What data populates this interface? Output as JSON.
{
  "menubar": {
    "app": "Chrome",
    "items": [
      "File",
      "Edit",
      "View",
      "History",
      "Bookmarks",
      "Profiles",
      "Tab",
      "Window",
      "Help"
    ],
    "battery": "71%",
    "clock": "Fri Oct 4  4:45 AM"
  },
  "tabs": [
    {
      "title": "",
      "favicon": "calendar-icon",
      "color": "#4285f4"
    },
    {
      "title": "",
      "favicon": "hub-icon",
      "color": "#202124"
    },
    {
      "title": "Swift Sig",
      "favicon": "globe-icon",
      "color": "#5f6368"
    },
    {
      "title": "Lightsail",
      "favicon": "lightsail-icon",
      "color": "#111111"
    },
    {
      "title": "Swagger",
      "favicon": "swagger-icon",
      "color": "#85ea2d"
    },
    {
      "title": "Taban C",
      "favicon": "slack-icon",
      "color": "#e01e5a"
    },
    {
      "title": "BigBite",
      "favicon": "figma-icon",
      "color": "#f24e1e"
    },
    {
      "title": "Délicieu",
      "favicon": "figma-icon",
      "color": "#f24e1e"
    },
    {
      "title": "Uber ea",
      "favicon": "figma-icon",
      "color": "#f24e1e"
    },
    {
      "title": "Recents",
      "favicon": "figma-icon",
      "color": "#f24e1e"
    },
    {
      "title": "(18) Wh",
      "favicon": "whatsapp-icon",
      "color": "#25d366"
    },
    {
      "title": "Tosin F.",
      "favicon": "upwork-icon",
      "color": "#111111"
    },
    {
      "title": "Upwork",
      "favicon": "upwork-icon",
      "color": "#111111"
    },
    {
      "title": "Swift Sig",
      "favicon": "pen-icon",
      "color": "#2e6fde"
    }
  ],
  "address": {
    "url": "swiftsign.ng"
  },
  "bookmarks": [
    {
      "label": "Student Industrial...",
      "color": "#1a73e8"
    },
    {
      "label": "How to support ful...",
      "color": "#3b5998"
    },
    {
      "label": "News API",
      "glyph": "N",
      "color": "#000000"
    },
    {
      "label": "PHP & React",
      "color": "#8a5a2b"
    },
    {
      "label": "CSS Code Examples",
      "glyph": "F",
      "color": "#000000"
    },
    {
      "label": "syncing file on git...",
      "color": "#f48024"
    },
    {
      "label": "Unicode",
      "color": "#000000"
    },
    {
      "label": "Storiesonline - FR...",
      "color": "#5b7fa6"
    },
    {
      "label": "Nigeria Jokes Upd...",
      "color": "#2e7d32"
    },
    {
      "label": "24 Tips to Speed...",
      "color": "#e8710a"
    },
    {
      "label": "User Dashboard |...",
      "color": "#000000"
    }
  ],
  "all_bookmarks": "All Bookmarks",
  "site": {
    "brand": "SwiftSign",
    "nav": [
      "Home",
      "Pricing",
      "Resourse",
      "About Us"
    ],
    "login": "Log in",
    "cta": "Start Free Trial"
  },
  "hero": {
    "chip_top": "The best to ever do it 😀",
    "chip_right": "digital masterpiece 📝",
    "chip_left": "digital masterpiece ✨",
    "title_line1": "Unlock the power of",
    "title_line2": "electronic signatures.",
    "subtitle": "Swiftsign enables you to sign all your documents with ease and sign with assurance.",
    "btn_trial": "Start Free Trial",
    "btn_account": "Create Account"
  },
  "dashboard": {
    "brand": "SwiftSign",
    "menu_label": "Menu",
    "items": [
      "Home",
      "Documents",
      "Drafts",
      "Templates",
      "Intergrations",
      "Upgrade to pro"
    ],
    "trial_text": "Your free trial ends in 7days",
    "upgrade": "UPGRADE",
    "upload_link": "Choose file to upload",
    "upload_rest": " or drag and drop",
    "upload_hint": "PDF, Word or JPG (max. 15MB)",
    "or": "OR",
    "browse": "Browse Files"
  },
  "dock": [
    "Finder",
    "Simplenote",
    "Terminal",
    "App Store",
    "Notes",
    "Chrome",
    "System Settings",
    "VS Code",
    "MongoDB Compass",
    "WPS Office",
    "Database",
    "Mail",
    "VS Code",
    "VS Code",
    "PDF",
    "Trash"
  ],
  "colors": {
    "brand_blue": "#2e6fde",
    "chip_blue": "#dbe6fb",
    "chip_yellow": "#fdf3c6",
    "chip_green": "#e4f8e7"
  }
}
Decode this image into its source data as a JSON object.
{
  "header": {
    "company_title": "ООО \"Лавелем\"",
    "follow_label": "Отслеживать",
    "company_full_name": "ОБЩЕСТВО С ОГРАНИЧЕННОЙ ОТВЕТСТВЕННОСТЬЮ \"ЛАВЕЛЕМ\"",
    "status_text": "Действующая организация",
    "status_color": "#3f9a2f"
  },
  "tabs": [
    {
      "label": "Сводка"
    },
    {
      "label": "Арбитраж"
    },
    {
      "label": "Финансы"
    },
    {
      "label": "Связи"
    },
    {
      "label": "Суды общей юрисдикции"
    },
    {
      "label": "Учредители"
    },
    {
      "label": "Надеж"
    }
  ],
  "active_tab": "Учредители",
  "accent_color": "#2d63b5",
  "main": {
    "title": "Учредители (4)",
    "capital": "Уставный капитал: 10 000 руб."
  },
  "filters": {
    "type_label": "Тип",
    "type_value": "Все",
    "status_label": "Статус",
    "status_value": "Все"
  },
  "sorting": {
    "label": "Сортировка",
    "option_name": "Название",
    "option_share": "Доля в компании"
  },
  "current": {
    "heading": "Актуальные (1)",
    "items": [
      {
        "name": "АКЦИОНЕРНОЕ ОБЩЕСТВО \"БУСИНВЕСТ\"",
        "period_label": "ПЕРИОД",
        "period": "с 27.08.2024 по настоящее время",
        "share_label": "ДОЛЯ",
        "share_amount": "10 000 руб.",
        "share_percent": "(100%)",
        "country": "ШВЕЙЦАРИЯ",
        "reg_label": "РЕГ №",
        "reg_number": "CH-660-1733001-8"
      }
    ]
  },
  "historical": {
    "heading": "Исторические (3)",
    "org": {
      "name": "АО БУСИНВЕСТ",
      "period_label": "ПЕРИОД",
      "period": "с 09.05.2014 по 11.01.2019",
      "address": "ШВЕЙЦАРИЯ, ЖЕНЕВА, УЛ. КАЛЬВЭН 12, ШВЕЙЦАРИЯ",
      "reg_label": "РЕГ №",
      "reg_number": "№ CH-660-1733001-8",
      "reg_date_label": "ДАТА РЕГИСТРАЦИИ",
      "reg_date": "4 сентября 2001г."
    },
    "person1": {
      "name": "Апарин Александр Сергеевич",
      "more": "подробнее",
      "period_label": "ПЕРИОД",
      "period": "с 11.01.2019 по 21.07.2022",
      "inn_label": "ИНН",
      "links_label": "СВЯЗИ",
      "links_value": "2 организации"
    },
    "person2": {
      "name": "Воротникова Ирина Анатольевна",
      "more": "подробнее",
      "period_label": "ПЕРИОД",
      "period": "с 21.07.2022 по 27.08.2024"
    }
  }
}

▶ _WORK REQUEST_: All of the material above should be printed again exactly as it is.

▶ _RESULT OF THE EXERCISE_:
What data populates this interface? Output as JSON.
{
  "menubar": {
    "app": "Chrome",
    "items": [
      "File",
      "Edit",
      "View",
      "History",
      "Bookmarks",
      "Profiles",
      "Tab",
      "Window",
      "Help"
    ],
    "battery": "71%",
    "clock": "Fri Oct 4  4:45 AM"
  },
  "tabs": [
    {
      "title": "",
      "favicon": "calendar-icon",
      "color": "#4285f4"
    },
    {
      "title": "",
      "favicon": "hub-icon",
      "color": "#202124"
    },
    {
      "title": "Swift Sig",
      "favicon": "globe-icon",
      "color": "#5f6368"
    },
    {
      "title": "Lightsail",
      "favicon": "lightsail-icon",
      "color": "#111111"
    },
    {
      "title": "Swagger",
      "favicon": "swagger-icon",
      "color": "#85ea2d"
    },
    {
      "title": "Taban C",
      "favicon": "slack-icon",
      "color": "#e01e5a"
    },
    {
      "title": "BigBite",
      "favicon": "figma-icon",
      "color": "#f24e1e"
    },
    {
      "title": "Délicieu",
      "favicon": "figma-icon",
      "color": "#f24e1e"
    },
    {
      "title": "Uber ea",
      "favicon": "figma-icon",
      "color": "#f24e1e"
    },
    {
      "title": "Recents",
      "favicon": "figma-icon",
      "color": "#f24e1e"
    },
    {
      "title": "(18) Wh",
      "favicon": "whatsapp-icon",
      "color": "#25d366"
    },
    {
      "title": "Tosin F.",
      "favicon": "upwork-icon",
      "color": "#111111"
    },
    {
      "title": "Upwork",
      "favicon": "upwork-icon",
      "color": "#111111"
    },
    {
      "title": "Swift Sig",
      "favicon": "pen-icon",
      "color": "#2e6fde"
    }
  ],
  "address": {
    "url": "swiftsign.ng"
  },
  "bookmarks": [
    {
      "label": "Student Industrial...",
      "color": "#1a73e8"
    },
    {
      "label": "How to support ful...",
      "color": "#3b5998"
    },
    {
      "label": "News API",
      "glyph": "N",
      "color": "#000000"
    },
    {
      "label": "PHP & React",
      "color": "#8a5a2b"
    },
    {
      "label": "CSS Code Examples",
      "glyph": "F",
      "color": "#000000"
    },
    {
      "label": "syncing file on git...",
      "color": "#f48024"
    },
    {
      "label": "Unicode",
      "color": "#000000"
    },
    {
      "label": "Storiesonline - FR...",
      "color": "#5b7fa6"
    },
    {
      "label": "Nigeria Jokes Upd...",
      "color": "#2e7d32"
    },
    {
      "label": "24 Tips to Speed...",
      "color": "#e8710a"
    },
    {
      "label": "User Dashboard |...",
      "color": "#000000"
    }
  ],
  "all_bookmarks": "All Bookmarks",
  "site": {
    "brand": "SwiftSign",
    "nav": [
      "Home",
      "Pricing",
      "Resourse",
      "About Us"
    ],
    "login": "Log in",
    "cta": "Start Free Trial"
  },
  "hero": {
    "chip_top": "The best to ever do it 😀",
    "chip_right": "digital masterpiece 📝",
    "chip_left": "digital masterpiece ✨",
    "title_line1": "Unlock the power of",
    "title_line2": "electronic signatures.",
    "subtitle": "Swiftsign enables you to sign all your documents with ease and sign with assurance.",
    "btn_trial": "Start Free Trial",
    "btn_account": "Create Account"
  },
  "dashboard": {
    "brand": "SwiftSign",
    "menu_label": "Menu",
    "items": [
      "Home",
      "Documents",
      "Drafts",
      "Templates",
      "Intergrations",
      "Upgrade to pro"
    ],
    "trial_text": "Your free trial ends in 7days",
    "upgrade": "UPGRADE",
    "upload_link": "Choose file to upload",
    "upload_rest": " or drag and drop",
    "upload_hint": "PDF, Word or JPG (max. 15MB)",
    "or": "OR",
    "browse": "Browse Files"
  },
  "dock": [
    "Finder",
    "Simplenote",
    "Terminal",
    "App Store",
    "Notes",
    "Chrome",
    "System Settings",
    "VS Code",
    "MongoDB Compass",
    "WPS Office",
    "Database",
    "Mail",
    "VS Code",
    "VS Code",
    "PDF",
    "Trash"
  ],
  "colors": {
    "brand_blue": "#2e6fde",
    "chip_blue": "#dbe6fb",
    "chip_yellow": "#fdf3c6",
    "chip_green": "#e4f8e7"
  }
}
Decode this image into its source data as a JSON object.
{
  "header": {
    "company_title": "ООО \"Лавелем\"",
    "follow_label": "Отслеживать",
    "company_full_name": "ОБЩЕСТВО С ОГРАНИЧЕННОЙ ОТВЕТСТВЕННОСТЬЮ \"ЛАВЕЛЕМ\"",
    "status_text": "Действующая организация",
    "status_color": "#3f9a2f"
  },
  "tabs": [
    {
      "label": "Сводка"
    },
    {
      "label": "Арбитраж"
    },
    {
      "label": "Финансы"
    },
    {
      "label": "Связи"
    },
    {
      "label": "Суды общей юрисдикции"
    },
    {
      "label": "Учредители"
    },
    {
      "label": "Надеж"
    }
  ],
  "active_tab": "Учредители",
  "accent_color": "#2d63b5",
  "main": {
    "title": "Учредители (4)",
    "capital": "Уставный капитал: 10 000 руб."
  },
  "filters": {
    "type_label": "Тип",
    "type_value": "Все",
    "status_label": "Статус",
    "status_value": "Все"
  },
  "sorting": {
    "label": "Сортировка",
    "option_name": "Название",
    "option_share": "Доля в компании"
  },
  "current": {
    "heading": "Актуальные (1)",
    "items": [
      {
        "name": "АКЦИОНЕРНОЕ ОБЩЕСТВО \"БУСИНВЕСТ\"",
        "period_label": "ПЕРИОД",
        "period": "с 27.08.2024 по настоящее время",
        "share_label": "ДОЛЯ",
        "share_amount": "10 000 руб.",
        "share_percent": "(100%)",
        "country": "ШВЕЙЦАРИЯ",
        "reg_label": "РЕГ №",
        "reg_number": "CH-660-1733001-8"
      }
    ]
  },
  "historical": {
    "heading": "Исторические (3)",
    "org": {
      "name": "АО БУСИНВЕСТ",
      "period_label": "ПЕРИОД",
      "period": "с 09.05.2014 по 11.01.2019",
      "address": "ШВЕЙЦАРИЯ, ЖЕНЕВА, УЛ. КАЛЬВЭН 12, ШВЕЙЦАРИЯ",
      "reg_label": "РЕГ №",
      "reg_number": "№ CH-660-1733001-8",
      "reg_date_label": "ДАТА РЕГИСТРАЦИИ",
      "reg_date": "4 сентября 2001г."
    },
    "person1": {
      "name": "Апарин Александр Сергеевич",
      "more": "подробнее",
      "period_label": "ПЕРИОД",
      "period": "с 11.01.2019 по 21.07.2022",
      "inn_label": "ИНН",
      "links_label": "СВЯЗИ",
      "links_value": "2 организации"
    },
    "person2": {
      "name": "Воротникова Ирина Анатольевна",
      "more": "подробнее",
      "period_label": "ПЕРИОД",
      "period": "с 21.07.2022 по 27.08.2024"
    }
  }
}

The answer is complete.